Carol Ann Duffy — Poet Laureate
Poet Laureate is the highest accolade that any British poet can be offered, as it has the alternative job title of Private Poet to The Queen. Carol Ann Duffy became the first woman, the first Scot and the first openly bisexual person ever to be chosen for the position when she took over from Andrew Motion in 2009. She was close to being offered the position in 1999 but said she would not have accepted it then because she was in a relationship with fellow poet Jackie Kay and would not have wanted a media furor to have ensued.
When she did bag the job ten years later there was thankfully no furore, just positive recognition of the fact that her appointment was historically significant. Since accepting her role she has penned a host of works about society’s happenings. Our personal favourite is Achilles about the injury that has prevented David Beckham from playing in the 2010 Football World Cup.
Sue Perkins — Broadcaster
Miss Perkins was by far the numero uno choice from our twitter poll, by a lesbian voting mile. She first turned up on British screens as part of a presenting duo with Mel Giedroyc on Light Lunch back in the late ’90s. As fans of the show, we both often feigned illness or university study time to stay home to watch the wonderful tomfoolery that ensued on a daily basis.
Although many a keen lady-loving viewer suspected Sue’s batting team preference during this era, it wasn’t until her ex-girlfriend, Rhona Cameron, outed her a few years later on the reality programme, I’m a Celebrity Get Me Out Of Here that we knew for sure that she was.
Since then, Sue’s career has been nothing short of marvelous and she seems to be walking in the footsteps of Toksvig by becoming an integral part of the BBC, appearing regularly on panel shows like the News Quiz and fronting her own shows such as the Supersizer series with Giles Coren.
Margot James — Politician
Despite our bitter dismay at the Conservative government’s return to power, in part due to their lack of progressive views and dismal voting records on gay issues, there is at least some glimmer of hope in the newly elected Margot James. James is only the second ever out lesbian in parliament and lives with her TV presenter partner Jay Hunt who you may be familiar with from BBC Three’s Spendaholics.
Considering one of James’ Tory colleagues thinks you can "pray away the gay," it will be interesting to see what influence, if any, she has in her party’s future stance on queer matters.
We are cheating here but it was impossible to pick just one of these wonderful ladies. Popular British television can often be split into two types; shows that grittily represent the thrills and ills of our society and those that border on unwatchable pie-throwing absurdity.
Never had a show merged both genres successfully until these three women (and Brian Park) knocked heads and crafted alchemy genius in the form of Bad Girls. With the rather lovely added bonus of characters Nikki Wade and Helen Stewart.

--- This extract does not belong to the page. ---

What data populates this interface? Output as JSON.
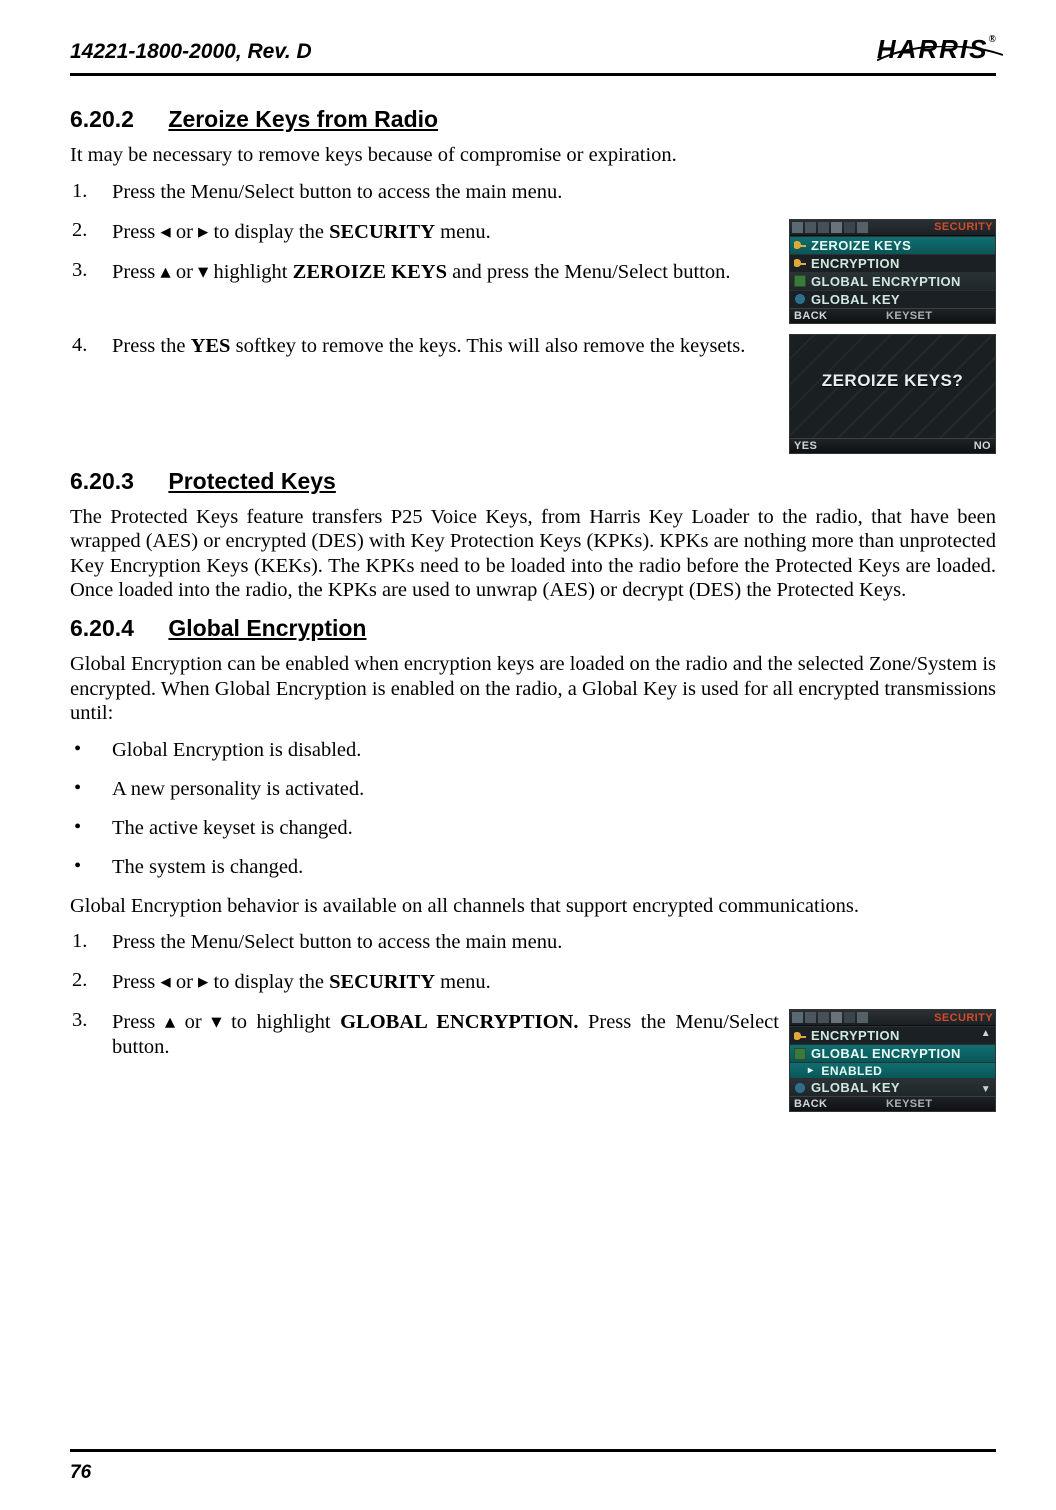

Crazy in hindsight, but the trio was advised after series one to drop the Helen Stewart character as the TV big wigs thought she wasn’t capturing the nation enough. So much heartfelt applause goes to them for sticking to their guns and developing one of the most beautiful love stories to have ever existed on our screens. A special mention must also go to the frankly mental Footballers’ Wives, with Hazel Bailey the lesbian ball-breaking sports agent as one its highlights.

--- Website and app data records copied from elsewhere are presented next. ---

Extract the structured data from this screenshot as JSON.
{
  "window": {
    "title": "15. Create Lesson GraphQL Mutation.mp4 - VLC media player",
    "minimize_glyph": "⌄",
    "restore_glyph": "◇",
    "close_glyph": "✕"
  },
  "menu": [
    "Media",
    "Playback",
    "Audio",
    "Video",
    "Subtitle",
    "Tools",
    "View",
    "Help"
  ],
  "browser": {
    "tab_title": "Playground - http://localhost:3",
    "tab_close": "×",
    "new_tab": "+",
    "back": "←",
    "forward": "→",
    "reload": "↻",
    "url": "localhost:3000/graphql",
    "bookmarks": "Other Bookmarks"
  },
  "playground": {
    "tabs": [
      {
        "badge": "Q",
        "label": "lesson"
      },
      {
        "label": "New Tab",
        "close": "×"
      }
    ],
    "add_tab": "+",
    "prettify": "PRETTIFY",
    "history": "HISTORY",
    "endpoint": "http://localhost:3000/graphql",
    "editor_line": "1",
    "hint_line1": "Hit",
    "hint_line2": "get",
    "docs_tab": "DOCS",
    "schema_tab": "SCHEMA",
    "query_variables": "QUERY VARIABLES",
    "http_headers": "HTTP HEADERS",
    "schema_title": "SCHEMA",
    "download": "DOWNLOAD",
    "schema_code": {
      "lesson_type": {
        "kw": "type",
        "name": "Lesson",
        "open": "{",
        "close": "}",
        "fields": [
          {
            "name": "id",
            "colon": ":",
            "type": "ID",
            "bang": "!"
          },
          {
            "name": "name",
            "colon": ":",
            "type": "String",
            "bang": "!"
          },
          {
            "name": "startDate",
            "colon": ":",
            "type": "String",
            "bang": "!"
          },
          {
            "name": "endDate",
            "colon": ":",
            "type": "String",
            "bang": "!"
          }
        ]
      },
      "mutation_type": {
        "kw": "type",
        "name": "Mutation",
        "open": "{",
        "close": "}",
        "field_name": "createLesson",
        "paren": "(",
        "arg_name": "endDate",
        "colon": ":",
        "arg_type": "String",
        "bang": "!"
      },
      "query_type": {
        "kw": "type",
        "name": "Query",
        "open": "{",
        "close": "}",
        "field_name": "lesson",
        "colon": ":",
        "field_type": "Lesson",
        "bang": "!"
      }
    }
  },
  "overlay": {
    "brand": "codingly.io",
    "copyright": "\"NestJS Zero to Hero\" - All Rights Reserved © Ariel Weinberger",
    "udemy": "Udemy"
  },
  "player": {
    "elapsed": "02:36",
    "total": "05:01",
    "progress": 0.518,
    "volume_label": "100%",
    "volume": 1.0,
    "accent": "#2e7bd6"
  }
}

So what do you think ladies? Are we missing anyone? And can anyone think of someone younger than 30 that we could have included?
"Great LezBritain" authors Sarah, a Londoner, and Lee, a Glaswegian, met in a gay discotheque one bleak mid winter, eight years ago and have been shacked up together ever since. When not watching Tipping The Velvet, they find time to write, run a PR company, DJ at their own club nights and love a bit of jam on toast. Follow them on Twitter at greatlezbritain.